DSHW Consultant Neonatologist Dr. Nishani Lucas wrapping up the proceedings stated: “It is very encouraging to see you come forward and help us to help little lives. We do our best; the hospital helps us and the Government helps us, but there is always more to do and with your help, we can do so much. Thank you to all the donors and others who helped; it feels good to know that there are people out there who encourage us in what we do!”

 

Medical equipment donated by supporters through Little Lives

Total value: Rs. 2,698,820

  • High-flow Nasal Oxygen Therapy Machine with a five-year comprehensive warranty (01 Unit): Ameen Bhaila on behalf of the Bhaila family
  • Neonatal Stethoscopes (13 Units): 

lMusaeus College Past Pupils Association (08 units)

lAsanka Dilrukshie and Dimuthu Anupama (01 unit)

lInformation Systems Department, Mobitel (03 units)

lShabna Balashanmugam on behalf of her daughter, Mithraa Naveen (01 unit)

  • Double Surface Phototherapy Machine with a six-year comprehensive warranty (01 Unit): Imtiaz Azeez on behalf of his children
  • Junior Breathing Circuit for High-flow Oxygen Machine (01 Unit): Anonymous donor
  • Laryngoscope with a five-year comprehensive warranty (01 Unit): Information Systems Department, Mobitel
  • Multipara Monitors with a five-year comprehensive warranty (02 Units): Imtiaz Azeez on behalf of his children

 

Medical equipment donated by ‘Little Lives’

Total value: Rs. 3,145,381.50

  • Neonatal Incubator with a six-year comprehensive warranty (01 Unit)
  • Double Surface Phototherapy Machine with a six-year comprehensive warranty (01 Unit)
  • Neonatal Stethoscope (01 Unit – designated donation by Udanee Thembiliyagoda)
  • Laryngoscope with a five-year comprehensive warranty (01 Unit)
  • Multipara Monitor with a five year comprehensive warranty (01 Unit)
  • Junior Breathing Circuits (02 Units) for the High Flow Oxygen Machine donated in support of Little Lives

 

 

 


Share This Article


DISCLAIMER:

1. All comments will be moderated by the Daily FT Web Editor.

2. Comments that are abusive, obscene, incendiary, defamatory or irrelevant will not be published.

3. We may remove hyperlinks within comments.

4. Kindly use a genuine email ID and provide your name.

5. Spamming the comments section under different user names may result in being blacklisted.

COMMENTS

Today's Columnists

Tweaking the New Inland Revenue Act (Part II)

Tuesday, 18 December 2018

In the backdrop where the recent amendment to the country’s supreme law is called in question, it may be appropriate to recall that the passage of the new Inland Revenue (IR) Act through Parliament was far more controversial.
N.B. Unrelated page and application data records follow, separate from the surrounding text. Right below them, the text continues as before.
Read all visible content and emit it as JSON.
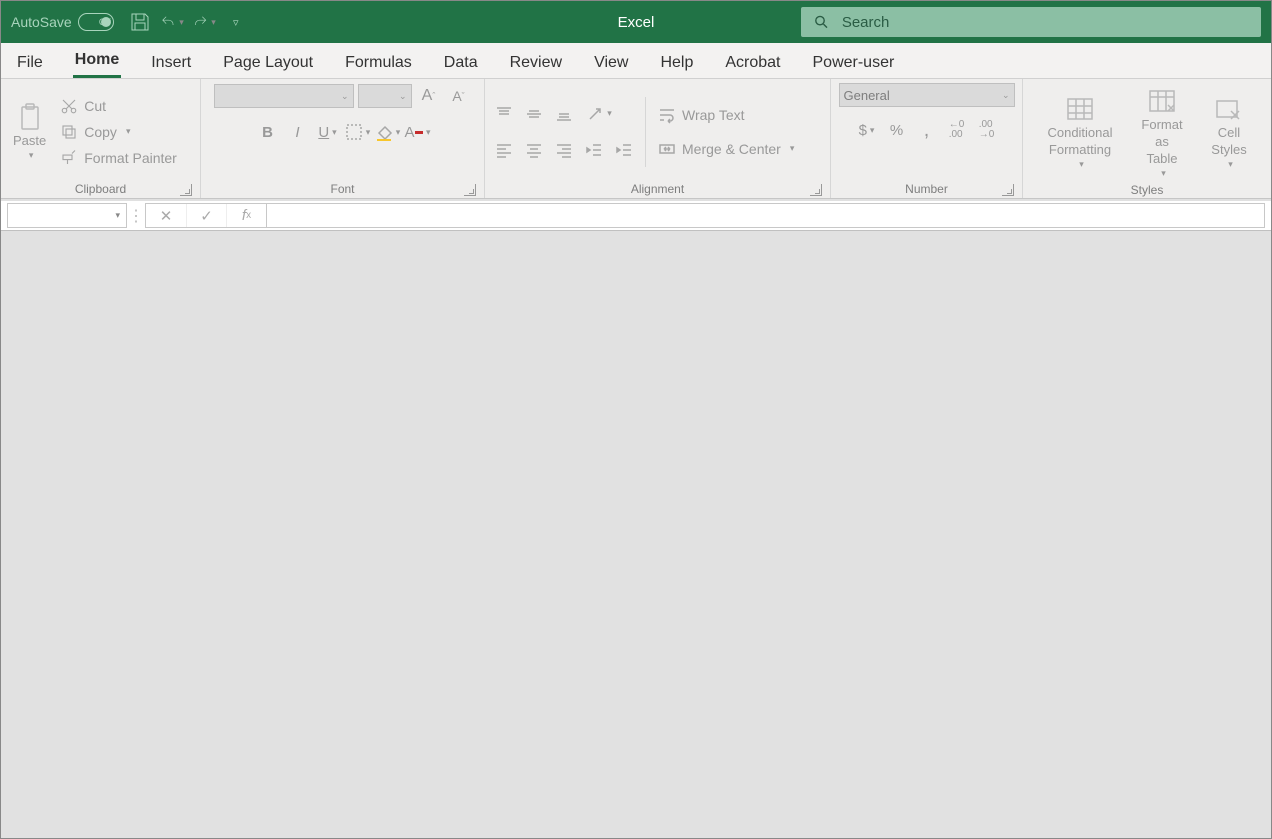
{
  "titlebar": {
    "autosave_label": "AutoSave",
    "autosave_state": "Off",
    "app_title": "Excel",
    "search_placeholder": "Search"
  },
  "tabs": [
    "File",
    "Home",
    "Insert",
    "Page Layout",
    "Formulas",
    "Data",
    "Review",
    "View",
    "Help",
    "Acrobat",
    "Power-user"
  ],
  "active_tab": "Home",
  "ribbon": {
    "clipboard": {
      "label": "Clipboard",
      "paste": "Paste",
      "cut": "Cut",
      "copy": "Copy",
      "format_painter": "Format Painter"
    },
    "font": {
      "label": "Font",
      "font_name": "",
      "font_size": ""
    },
    "alignment": {
      "label": "Alignment",
      "wrap_text": "Wrap Text",
      "merge_center": "Merge & Center"
    },
    "number": {
      "label": "Number",
      "format": "General"
    },
    "styles": {
      "label": "Styles",
      "conditional": "Conditional Formatting",
      "format_table": "Format as Table",
      "cell_styles": "Cell Styles"
    }
  },
  "formula_bar": {
    "name_box": "",
    "formula": ""
  }
}
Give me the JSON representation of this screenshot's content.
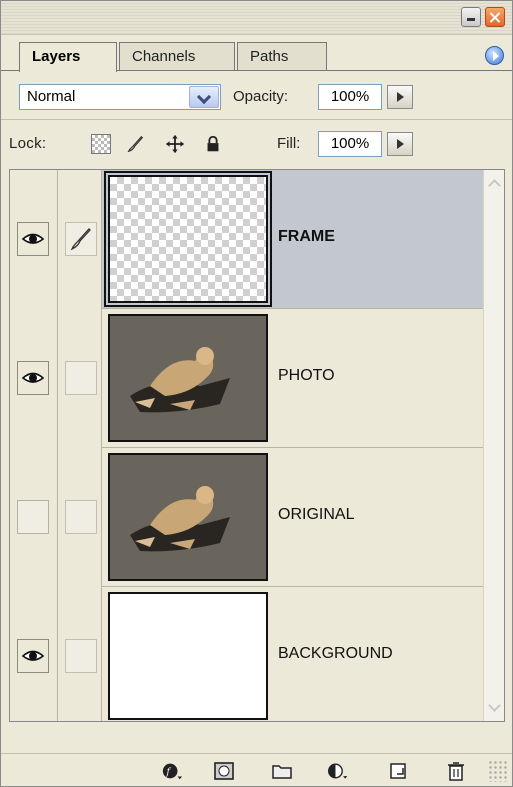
{
  "tabs": [
    {
      "label": "Layers",
      "active": true
    },
    {
      "label": "Channels",
      "active": false
    },
    {
      "label": "Paths",
      "active": false
    }
  ],
  "blend_mode": {
    "selected": "Normal"
  },
  "opacity": {
    "label": "Opacity:",
    "value": "100%"
  },
  "lock": {
    "label": "Lock:",
    "icons": [
      "lock-transparent-icon",
      "brush-icon",
      "move-icon",
      "padlock-icon"
    ]
  },
  "fill": {
    "label": "Fill:",
    "value": "100%"
  },
  "layers": [
    {
      "name": "FRAME",
      "visible": true,
      "linked_brush": true,
      "selected": true,
      "thumbnail": "transparent"
    },
    {
      "name": "PHOTO",
      "visible": true,
      "linked_brush": false,
      "selected": false,
      "thumbnail": "dog-photo"
    },
    {
      "name": "ORIGINAL",
      "visible": false,
      "linked_brush": false,
      "selected": false,
      "thumbnail": "dog-photo"
    },
    {
      "name": "BACKGROUND",
      "visible": true,
      "linked_brush": false,
      "selected": false,
      "thumbnail": "white"
    }
  ],
  "toolbar_icons": [
    "layer-style-icon",
    "layer-mask-icon",
    "new-group-icon",
    "adjustment-layer-icon",
    "new-layer-icon",
    "trash-icon"
  ],
  "colors": {
    "panel": "#ece9d8",
    "selected_row": "#c3c7d0",
    "field_border": "#7f9db9"
  }
}
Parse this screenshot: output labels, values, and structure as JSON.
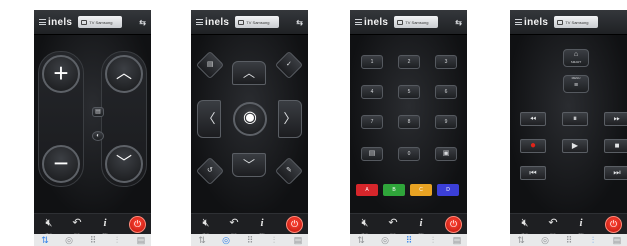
{
  "brand": "inels",
  "device": "TV Samsung",
  "swap_icon": "swap-arrows-icon",
  "actions": {
    "mute": "Mute",
    "exit": "Exit",
    "info": "Info",
    "power_icon": "power-icon"
  },
  "nav_icons": [
    "remote-icon",
    "dpad-icon",
    "numpad-icon",
    "media-icon",
    "extra-icon"
  ],
  "screens": [
    {
      "name": "volume-channel",
      "active_nav": 0
    },
    {
      "name": "dpad",
      "active_nav": 1
    },
    {
      "name": "numpad",
      "active_nav": 2,
      "keys": [
        "1",
        "2",
        "3",
        "4",
        "5",
        "6",
        "7",
        "8",
        "9",
        "",
        "0",
        ""
      ],
      "color_keys": [
        {
          "label": "A",
          "color": "#d6262b"
        },
        {
          "label": "B",
          "color": "#2fa53a"
        },
        {
          "label": "C",
          "color": "#e8a323"
        },
        {
          "label": "D",
          "color": "#3b3fd8"
        }
      ]
    },
    {
      "name": "media",
      "active_nav": 3,
      "smart_label": "SMART",
      "menu_label": "MENU"
    }
  ],
  "colors": {
    "accent_blue": "#2b7de9",
    "power_red": "#e0241a",
    "record_red": "#e0241a"
  }
}
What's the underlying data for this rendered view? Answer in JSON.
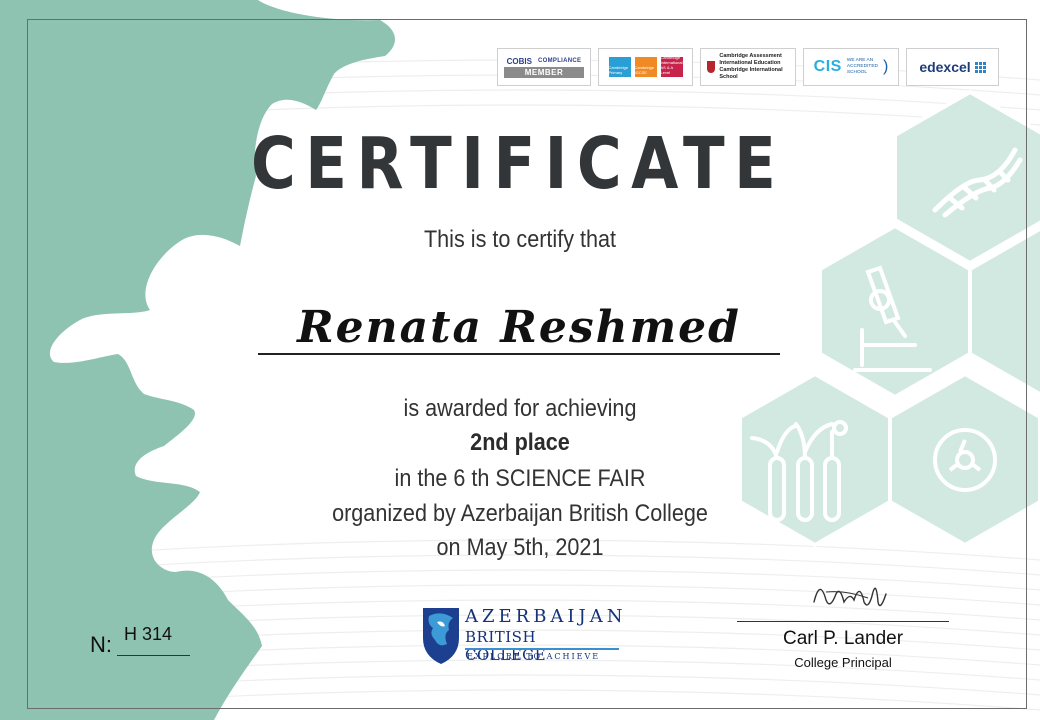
{
  "accreditations": {
    "cobis": {
      "name": "COBIS",
      "compliance": "COMPLIANCE",
      "member": "MEMBER"
    },
    "cambridge_chips": [
      "Cambridge Primary",
      "Cambridge IGCSE",
      "Cambridge International AS & A Level"
    ],
    "cambridge_assessment": {
      "line1": "Cambridge Assessment",
      "line2": "International Education",
      "line3": "Cambridge International School"
    },
    "cis": {
      "mark": "CIS",
      "line1": "WE ARE AN",
      "line2": "ACCREDITED",
      "line3": "SCHOOL",
      "paren": ")"
    },
    "edexcel": "edexcel"
  },
  "certificate": {
    "title": "CERTIFICATE",
    "intro": "This is to certify that",
    "recipient": "Renata Reshmed",
    "line1": "is awarded for achieving",
    "award": "2nd place",
    "line2": "in the 6 th SCIENCE FAIR",
    "line3": "organized by Azerbaijan British College",
    "line4": "on May 5th, 2021"
  },
  "number": {
    "label": "N:",
    "value": "H 314"
  },
  "college_logo": {
    "line1": "AZERBAIJAN",
    "line2": "BRITISH COLLEGE",
    "line3": "EXPLORE TO ACHIEVE"
  },
  "signatory": {
    "name": "Carl P. Lander",
    "role": "College Principal"
  },
  "colors": {
    "accent": "#8ec3b2",
    "hexagon": "#d2e9e1",
    "text": "#333638",
    "logo_blue": "#14317a"
  }
}
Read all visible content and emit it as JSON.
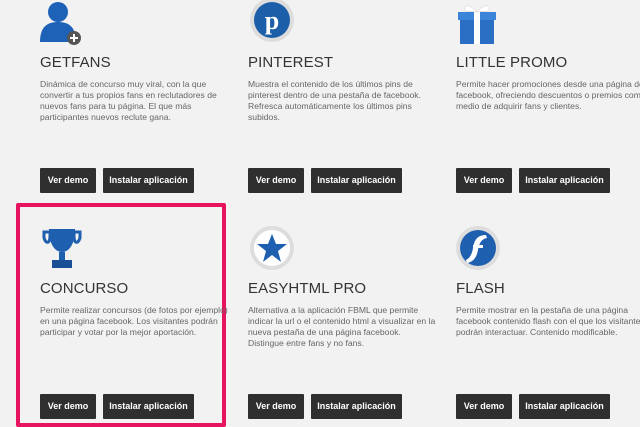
{
  "colors": {
    "highlight": "#e8135f",
    "button_bg": "#2f2f2f",
    "background": "#f2f2f2"
  },
  "apps": [
    {
      "name": "GETFANS",
      "icon": "user-add-icon",
      "description": "Dinámica de concurso muy viral, con la que convertir a tus propios fans en reclutadores de nuevos fans para tu página. El que más participantes nuevos reclute gana.",
      "demo_label": "Ver demo",
      "install_label": "Instalar aplicación"
    },
    {
      "name": "PINTEREST",
      "icon": "pinterest-icon",
      "description": "Muestra el contenido de los últimos pins de pinterest dentro de una pestaña de facebook. Refresca automáticamente los últimos pins subidos.",
      "demo_label": "Ver demo",
      "install_label": "Instalar aplicación"
    },
    {
      "name": "LITTLE PROMO",
      "icon": "gift-icon",
      "description": "Permite hacer promociones desde una página de facebook, ofreciendo descuentos o premios como medio de adquirir fans y clientes.",
      "demo_label": "Ver demo",
      "install_label": "Instalar aplicación"
    },
    {
      "name": "CONCURSO",
      "icon": "trophy-icon",
      "description": "Permite realizar concursos (de fotos por ejemplo) en una página facebook. Los visitantes podrán participar y votar por la mejor aportación.",
      "demo_label": "Ver demo",
      "install_label": "Instalar aplicación"
    },
    {
      "name": "EASYHTML PRO",
      "icon": "star-icon",
      "description": "Alternativa a la aplicación FBML que permite indicar la url o el contenido html a visualizar en la nueva pestaña de una página facebook. Distingue entre fans y no fans.",
      "demo_label": "Ver demo",
      "install_label": "Instalar aplicación"
    },
    {
      "name": "FLASH",
      "icon": "flash-icon",
      "description": "Permite mostrar en la pestaña de una página facebook contenido flash con el que los visitantes podrán interactuar. Contenido modificable.",
      "demo_label": "Ver demo",
      "install_label": "Instalar aplicación"
    }
  ]
}
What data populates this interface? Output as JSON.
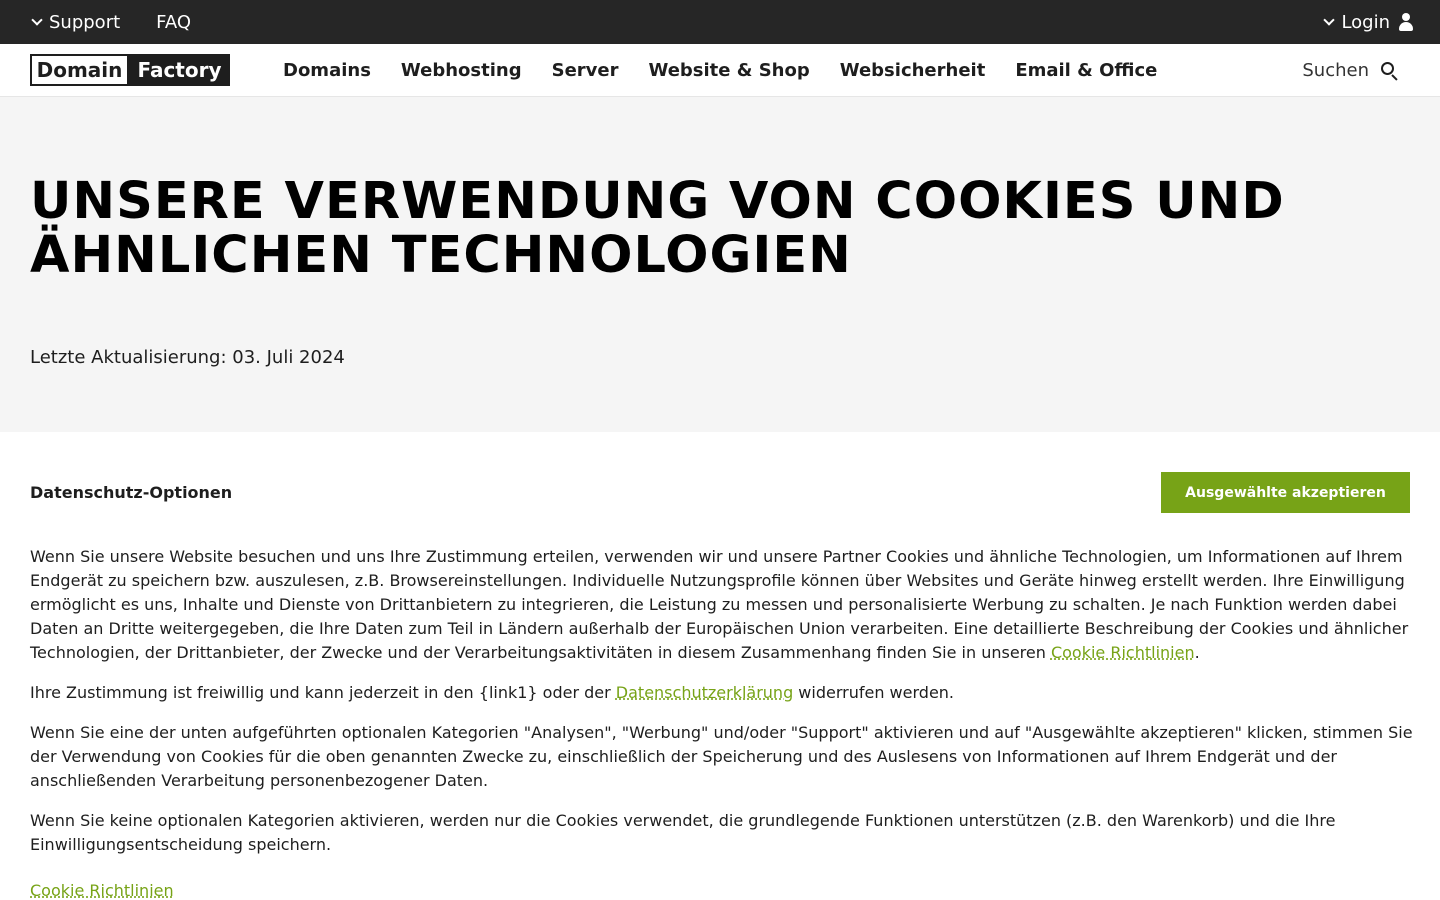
{
  "topbar": {
    "support_label": "Support",
    "faq_label": "FAQ",
    "login_label": "Login"
  },
  "nav": {
    "logo_left": "Domain",
    "logo_right": "Factory",
    "items": [
      "Domains",
      "Webhosting",
      "Server",
      "Website & Shop",
      "Websicherheit",
      "Email & Office"
    ],
    "search_label": "Suchen"
  },
  "hero": {
    "title": "UNSERE VERWENDUNG VON COOKIES UND ÄHNLICHEN TECHNOLOGIEN",
    "updated": "Letzte Aktualisierung: 03. Juli 2024"
  },
  "privacy": {
    "title": "Datenschutz-Optionen",
    "accept_label": "Ausgewählte akzeptieren",
    "p1": "Wenn Sie unsere Website besuchen und uns Ihre Zustimmung erteilen, verwenden wir und unsere Partner Cookies und ähnliche Technologien, um Informationen auf Ihrem Endgerät zu speichern bzw. auszulesen, z.B. Browsereinstellungen. Individuelle Nutzungsprofile können über Websites und Geräte hinweg erstellt werden. Ihre Einwilligung ermöglicht es uns, Inhalte und Dienste von Drittanbietern zu integrieren, die Leistung zu messen und personalisierte Werbung zu schalten. Je nach Funktion werden dabei Daten an Dritte weitergegeben, die Ihre Daten zum Teil in Ländern außerhalb der Europäischen Union verarbeiten. Eine detaillierte Beschreibung der Cookies und ähnlicher Technologien, der Drittanbieter, der Zwecke und der Verarbeitungsaktivitäten in diesem Zusammenhang finden Sie in unseren ",
    "p1_link": "Cookie Richtlinien",
    "p1_end": ".",
    "p2": "Ihre Zustimmung ist freiwillig und kann jederzeit in den {link1} oder der ",
    "p2_link": "Datenschutzerklärung",
    "p2_end": " widerrufen werden.",
    "p3": "Wenn Sie eine der unten aufgeführten optionalen Kategorien \"Analysen\", \"Werbung\" und/oder \"Support\" aktivieren und auf \"Ausgewählte akzeptieren\" klicken, stimmen Sie der Verwendung von Cookies für die oben genannten Zwecke zu, einschließlich der Speicherung und des Auslesens von Informationen auf Ihrem Endgerät und der anschließenden Verarbeitung personenbezogener Daten.",
    "p4": "Wenn Sie keine optionalen Kategorien aktivieren, werden nur die Cookies verwendet, die grundlegende Funktionen unterstützen (z.B. den Warenkorb) und die Ihre Einwilligungsentscheidung speichern.",
    "bottom_link": "Cookie Richtlinien"
  },
  "colors": {
    "accent": "#77a317",
    "topbar_bg": "#262626",
    "hero_bg": "#f5f5f5"
  }
}
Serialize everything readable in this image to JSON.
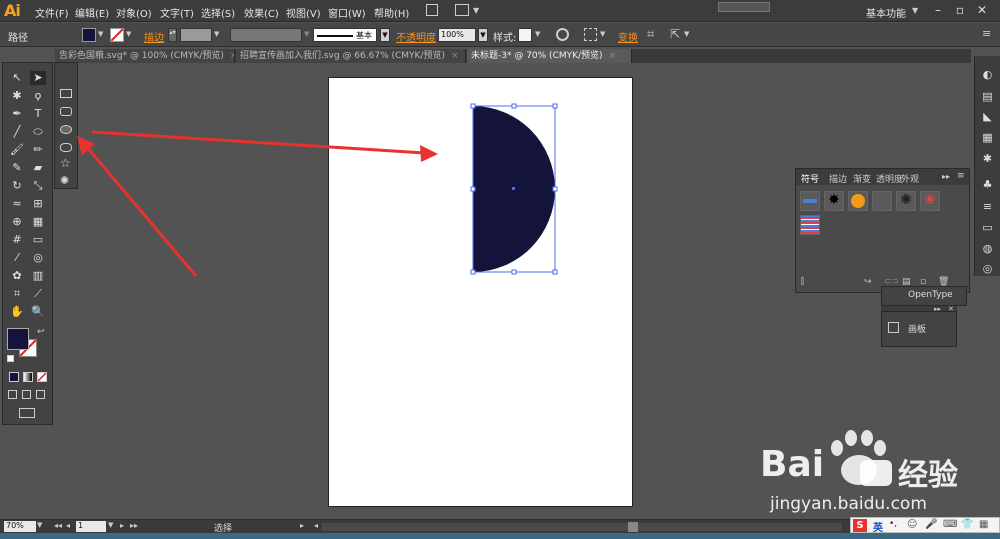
{
  "app": {
    "logo": "Ai",
    "workspace": "基本功能"
  },
  "menu": [
    "文件(F)",
    "编辑(E)",
    "对象(O)",
    "文字(T)",
    "选择(S)",
    "效果(C)",
    "视图(V)",
    "窗口(W)",
    "帮助(H)"
  ],
  "control": {
    "object_type": "路径",
    "stroke_label": "描边",
    "brush_label": "基本",
    "opacity_label": "不透明度",
    "opacity_value": "100%",
    "style_label": "样式:",
    "transform_label": "变换",
    "fill_color": "#14143a"
  },
  "tabs": [
    {
      "label": "告彩色国粮.svg* @ 100% (CMYK/预览)",
      "close": "×"
    },
    {
      "label": "招聘宣传画加入我们.svg @ 66.67% (CMYK/预览)",
      "close": "×"
    },
    {
      "label": "未标题-3* @ 70% (CMYK/预览)",
      "close": "×"
    }
  ],
  "symbols_panel": {
    "tabs": [
      "符号",
      "描边",
      "渐变",
      "透明度",
      "外观"
    ]
  },
  "opentype_panel": {
    "label": "OpenType"
  },
  "artboards_panel": {
    "label": "画板"
  },
  "status": {
    "zoom": "70%",
    "page": "1",
    "tool": "选择"
  },
  "watermark": {
    "brand": "Bai",
    "brand2": "经验",
    "url": "jingyan.baidu.com"
  },
  "ime": {
    "lang": "英"
  },
  "colors": {
    "fill": "#14143a",
    "selection": "#4a6cf0",
    "arrow": "#e8322d",
    "accent": "#f7931e"
  }
}
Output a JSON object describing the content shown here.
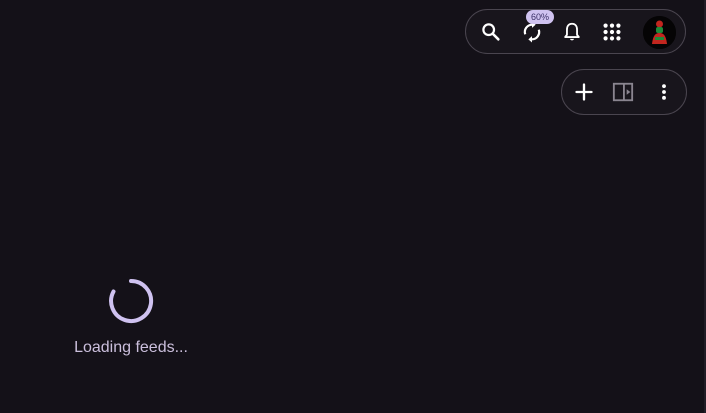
{
  "toolbar": {
    "icons": {
      "search": "search-icon",
      "sync": "sync-icon",
      "notifications": "bell-icon",
      "apps": "apps-grid-icon",
      "avatar": "user-avatar"
    },
    "sync_badge": "60%"
  },
  "actions": {
    "icons": {
      "add": "plus-icon",
      "panel": "side-panel-icon",
      "more": "more-vert-icon"
    }
  },
  "main": {
    "loading_text": "Loading feeds..."
  },
  "colors": {
    "background": "#141118",
    "pill_border": "#4a454f",
    "accent": "#cfc2f0",
    "text": "#cbbfdc",
    "avatar_red": "#c2261f",
    "avatar_green": "#1f8a3a"
  }
}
Nevertheless, the new


Advancing gender parity in Sri Lanka

Tuesday, 18 December 2018

Asia-Pacific today is a true engine of growth in the world—a region that has barely tapped its potential to develop, invest, and innovate. But as the region speeds ahead, the dynamics of its workforce, one that was predominantly male in the past, i


Things to do in a Democracy when you’re dead…

Tuesday, 18 December 2018

In yesterday’s column, I argued a case for not impeaching the chief executive of the coup that has left our country situation in ruins. At the end of a pitched battle between the forces of unconstitutional ambition on one hand and democratic resist


What’s next after the Supreme Court decision?

Tuesday, 18 December 2018

Last Thursday, just before the courts closed for Christmas holidays, the Supreme Court, sticking strictly to a legalistic path, put an end to the controversial issue of defining the powers of President Maithripala Sirisena, leaving the nation to wres


Columnists More